Keb Mo January 16, 2010
Keb Mo and More at Cerritos
By Glen Creason
The last time I saw Keb Mo perform at Cerritos I thought maybe the show could not get better since it was the best of the year in 2002. Before that he made his mark as an opening act at the Center and demonstrated definite star qualities evidenced in his marvelously fluid guitar work, his rich, expressive voice and fine songwriting skills. On Saturday night he came back and more than conquered the full-house at the Performing Arts Center doing all that and more. Keb Mo has only grown better, stronger and more polished within a genre that sort of demands raw edges. On this night he also made an extremely wise choice of inviting the perfect accompanist in Susan Werner who astounded with her command of various instruments and awesome set of pipes. Ms. Werner is an established folk-singer-songwriter in her own “write” but here she humbly stayed with Keb Mo and made him look better on every song. Of course, he is terrific all by his lonesome which he was on several intimate tunes but overall the two musicians were a perfect pairing. It was fun to hear the uninitiated crowd gasp when Susan Werner first opened up her big voice and hit some high notes with Keb Mo smiling off to the side.

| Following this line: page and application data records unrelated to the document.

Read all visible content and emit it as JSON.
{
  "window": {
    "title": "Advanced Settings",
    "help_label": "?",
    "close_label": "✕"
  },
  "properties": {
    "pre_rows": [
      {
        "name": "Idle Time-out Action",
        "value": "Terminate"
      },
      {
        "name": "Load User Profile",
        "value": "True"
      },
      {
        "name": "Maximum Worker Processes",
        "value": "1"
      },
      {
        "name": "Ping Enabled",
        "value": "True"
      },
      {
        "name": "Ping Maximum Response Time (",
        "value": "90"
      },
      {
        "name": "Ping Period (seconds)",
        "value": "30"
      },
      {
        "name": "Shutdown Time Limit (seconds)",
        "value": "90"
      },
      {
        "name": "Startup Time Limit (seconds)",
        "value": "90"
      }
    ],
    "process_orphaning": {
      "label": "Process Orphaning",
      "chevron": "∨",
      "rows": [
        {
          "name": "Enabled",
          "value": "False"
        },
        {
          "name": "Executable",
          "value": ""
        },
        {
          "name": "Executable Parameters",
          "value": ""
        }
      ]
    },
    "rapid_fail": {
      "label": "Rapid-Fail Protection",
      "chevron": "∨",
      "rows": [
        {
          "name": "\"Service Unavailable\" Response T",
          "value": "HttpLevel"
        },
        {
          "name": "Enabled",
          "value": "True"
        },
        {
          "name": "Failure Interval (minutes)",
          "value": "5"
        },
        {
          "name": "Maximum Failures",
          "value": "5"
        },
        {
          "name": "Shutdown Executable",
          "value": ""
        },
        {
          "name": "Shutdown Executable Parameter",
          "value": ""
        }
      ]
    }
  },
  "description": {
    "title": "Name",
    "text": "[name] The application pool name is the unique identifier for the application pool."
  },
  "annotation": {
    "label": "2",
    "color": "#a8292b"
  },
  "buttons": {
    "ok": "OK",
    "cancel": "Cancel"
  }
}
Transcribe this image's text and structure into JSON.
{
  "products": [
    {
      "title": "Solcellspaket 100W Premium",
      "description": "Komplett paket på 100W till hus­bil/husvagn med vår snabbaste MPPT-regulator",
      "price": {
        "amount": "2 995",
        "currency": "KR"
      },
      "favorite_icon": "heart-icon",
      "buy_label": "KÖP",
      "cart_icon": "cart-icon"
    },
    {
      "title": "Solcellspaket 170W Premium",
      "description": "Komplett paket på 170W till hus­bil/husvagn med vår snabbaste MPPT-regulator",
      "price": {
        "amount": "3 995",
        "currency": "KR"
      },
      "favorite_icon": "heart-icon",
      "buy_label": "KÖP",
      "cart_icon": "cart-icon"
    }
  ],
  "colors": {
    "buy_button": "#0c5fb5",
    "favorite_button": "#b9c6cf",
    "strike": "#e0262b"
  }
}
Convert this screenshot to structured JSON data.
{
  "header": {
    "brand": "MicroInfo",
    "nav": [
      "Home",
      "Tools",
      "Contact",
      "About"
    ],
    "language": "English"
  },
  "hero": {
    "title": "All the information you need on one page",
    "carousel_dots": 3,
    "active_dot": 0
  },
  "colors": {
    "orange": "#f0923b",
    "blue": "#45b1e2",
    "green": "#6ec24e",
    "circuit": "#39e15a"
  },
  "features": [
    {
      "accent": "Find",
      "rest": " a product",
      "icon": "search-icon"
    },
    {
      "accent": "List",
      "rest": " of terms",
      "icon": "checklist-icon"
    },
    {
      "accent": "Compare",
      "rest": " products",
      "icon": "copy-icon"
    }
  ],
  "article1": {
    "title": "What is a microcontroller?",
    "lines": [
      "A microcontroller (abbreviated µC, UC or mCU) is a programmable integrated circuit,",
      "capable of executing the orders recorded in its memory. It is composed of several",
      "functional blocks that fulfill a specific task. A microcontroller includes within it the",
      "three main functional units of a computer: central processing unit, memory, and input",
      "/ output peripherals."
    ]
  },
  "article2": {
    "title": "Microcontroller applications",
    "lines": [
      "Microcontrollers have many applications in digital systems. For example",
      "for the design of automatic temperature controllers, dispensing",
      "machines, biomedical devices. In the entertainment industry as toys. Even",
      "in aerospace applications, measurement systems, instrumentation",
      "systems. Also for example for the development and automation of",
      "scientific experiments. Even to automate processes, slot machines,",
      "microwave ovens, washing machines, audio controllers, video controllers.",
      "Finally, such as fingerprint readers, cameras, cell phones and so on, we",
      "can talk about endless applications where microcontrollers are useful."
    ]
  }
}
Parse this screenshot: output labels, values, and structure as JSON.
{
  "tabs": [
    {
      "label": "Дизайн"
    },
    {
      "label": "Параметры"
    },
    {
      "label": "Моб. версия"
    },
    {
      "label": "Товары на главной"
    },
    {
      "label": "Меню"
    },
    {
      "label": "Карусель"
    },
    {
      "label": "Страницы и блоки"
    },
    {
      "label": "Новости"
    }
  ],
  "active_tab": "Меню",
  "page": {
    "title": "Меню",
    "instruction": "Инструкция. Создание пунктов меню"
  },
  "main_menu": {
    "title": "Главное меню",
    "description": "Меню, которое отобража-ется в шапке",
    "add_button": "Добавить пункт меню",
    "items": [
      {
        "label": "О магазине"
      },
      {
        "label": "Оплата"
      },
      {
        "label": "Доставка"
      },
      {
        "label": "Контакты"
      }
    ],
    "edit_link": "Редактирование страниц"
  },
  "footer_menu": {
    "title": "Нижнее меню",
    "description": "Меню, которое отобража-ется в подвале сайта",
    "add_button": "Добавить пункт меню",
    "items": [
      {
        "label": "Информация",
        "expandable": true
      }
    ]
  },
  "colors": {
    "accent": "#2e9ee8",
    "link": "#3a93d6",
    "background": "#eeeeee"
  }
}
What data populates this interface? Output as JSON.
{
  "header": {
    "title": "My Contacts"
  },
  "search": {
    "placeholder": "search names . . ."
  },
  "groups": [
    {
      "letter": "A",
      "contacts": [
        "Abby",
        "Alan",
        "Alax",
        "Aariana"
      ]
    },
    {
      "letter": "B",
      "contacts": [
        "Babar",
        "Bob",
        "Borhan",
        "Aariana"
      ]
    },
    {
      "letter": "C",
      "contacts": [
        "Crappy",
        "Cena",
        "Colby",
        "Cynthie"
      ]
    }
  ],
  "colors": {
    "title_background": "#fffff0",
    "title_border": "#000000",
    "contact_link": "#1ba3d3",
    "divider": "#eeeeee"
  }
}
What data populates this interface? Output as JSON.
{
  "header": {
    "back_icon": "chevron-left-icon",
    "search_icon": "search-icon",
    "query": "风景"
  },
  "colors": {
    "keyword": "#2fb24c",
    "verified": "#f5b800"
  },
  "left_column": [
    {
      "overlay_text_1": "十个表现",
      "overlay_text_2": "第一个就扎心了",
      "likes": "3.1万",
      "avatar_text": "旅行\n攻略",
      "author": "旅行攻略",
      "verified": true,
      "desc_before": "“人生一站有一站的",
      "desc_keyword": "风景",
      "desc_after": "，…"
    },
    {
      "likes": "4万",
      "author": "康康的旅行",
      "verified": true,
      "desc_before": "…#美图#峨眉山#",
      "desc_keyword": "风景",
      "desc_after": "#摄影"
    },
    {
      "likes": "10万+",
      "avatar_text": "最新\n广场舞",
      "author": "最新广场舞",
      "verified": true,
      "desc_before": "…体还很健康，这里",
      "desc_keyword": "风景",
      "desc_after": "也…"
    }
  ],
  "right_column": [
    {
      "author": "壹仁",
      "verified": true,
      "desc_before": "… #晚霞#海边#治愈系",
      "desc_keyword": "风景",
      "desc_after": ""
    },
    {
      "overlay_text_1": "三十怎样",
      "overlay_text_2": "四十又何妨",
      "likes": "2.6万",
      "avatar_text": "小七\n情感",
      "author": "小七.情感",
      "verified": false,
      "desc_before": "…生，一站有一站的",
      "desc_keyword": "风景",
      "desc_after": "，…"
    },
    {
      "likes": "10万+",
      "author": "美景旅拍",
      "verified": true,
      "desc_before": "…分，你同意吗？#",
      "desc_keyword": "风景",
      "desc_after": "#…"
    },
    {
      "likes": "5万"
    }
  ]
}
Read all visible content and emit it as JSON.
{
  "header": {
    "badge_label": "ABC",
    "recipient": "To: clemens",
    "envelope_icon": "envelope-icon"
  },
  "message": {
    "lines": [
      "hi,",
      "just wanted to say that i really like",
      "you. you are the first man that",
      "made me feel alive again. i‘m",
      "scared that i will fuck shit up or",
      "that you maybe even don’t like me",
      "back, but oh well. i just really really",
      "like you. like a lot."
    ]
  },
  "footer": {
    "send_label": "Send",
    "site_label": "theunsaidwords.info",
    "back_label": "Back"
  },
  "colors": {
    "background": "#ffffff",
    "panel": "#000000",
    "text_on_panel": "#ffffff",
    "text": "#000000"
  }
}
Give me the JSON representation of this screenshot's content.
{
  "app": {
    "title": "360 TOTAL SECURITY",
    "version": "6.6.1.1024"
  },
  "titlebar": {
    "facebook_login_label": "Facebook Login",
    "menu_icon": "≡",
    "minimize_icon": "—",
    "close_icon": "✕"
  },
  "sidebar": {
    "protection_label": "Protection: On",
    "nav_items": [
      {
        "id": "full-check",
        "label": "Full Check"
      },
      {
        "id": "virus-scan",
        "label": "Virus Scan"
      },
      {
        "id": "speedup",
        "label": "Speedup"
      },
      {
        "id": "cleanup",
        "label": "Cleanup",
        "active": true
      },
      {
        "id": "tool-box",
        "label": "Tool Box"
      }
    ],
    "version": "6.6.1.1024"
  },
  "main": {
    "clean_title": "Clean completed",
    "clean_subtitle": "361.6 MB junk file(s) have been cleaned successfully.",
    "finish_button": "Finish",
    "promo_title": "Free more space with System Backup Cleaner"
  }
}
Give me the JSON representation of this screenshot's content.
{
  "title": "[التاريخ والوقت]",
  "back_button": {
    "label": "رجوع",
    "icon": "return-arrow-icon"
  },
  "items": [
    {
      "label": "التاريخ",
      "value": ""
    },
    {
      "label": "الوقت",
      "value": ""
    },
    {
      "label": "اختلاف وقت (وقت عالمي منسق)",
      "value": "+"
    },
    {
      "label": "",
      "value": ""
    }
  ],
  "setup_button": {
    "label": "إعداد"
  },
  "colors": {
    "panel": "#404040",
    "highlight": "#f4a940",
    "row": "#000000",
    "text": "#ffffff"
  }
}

Certainly the Keb Mo repertoire just gets better and better the more he matures and it doesn’t hurt to be able to throw in gems like “I’m a Hero,” “Life Is Beautiful,” “More Than One Way Home” and “Just Like Me” that are met with shouts of joy from the enthusiastic fans in the audience. Yet, this concert was solid throughout with no duds in twenty-two songs, including a generous helping of four encores. Interestingly enough he started the proceedings with a Johnny Cash tune “Folsom Prison Blues” and mixed in a banquet of good stuff balanced nicely between blues and ballad. There was the sentimental like “I’m a Hero,” “Henry,” “A Better Man” and the double delights of “One Friend,” and “Closer” that gave you a lump in the throat. There were the traditional shout outs to ladies, in particular “Eileen” and “Angelina.” These were balanced by lighter fair such as “the Bucket,” “City Boy,” “Government Cheese,” “Soon as I Get Paid,” “Shave Yo’ Legs for Me,” and “Whole Nutha Thing” that showed the jocular side of the blues. This kind of music is not easy to perform in a large hall but Keb Mo never seems daunted by the space and filled the auditorium with sweet sounds despite changing instruments constantly and sending notes flying from several genres from song to song. Even at this high level Keb Mo outdid himself a couple of times, like on the spiritual “Hand It Over” and the utterly saucy “What You Got” that left a nice bluesy taste in the hall. The standing ovation lasted so long some folks in the hall had to sit down for the last gushing segment of appreciation. Considering that Keb Mo delivers lyrics that are just downright poetry and plays five guitars like a master while singing up to the highest blues standards I think Cerritos was very lucky to have this young man on their stage.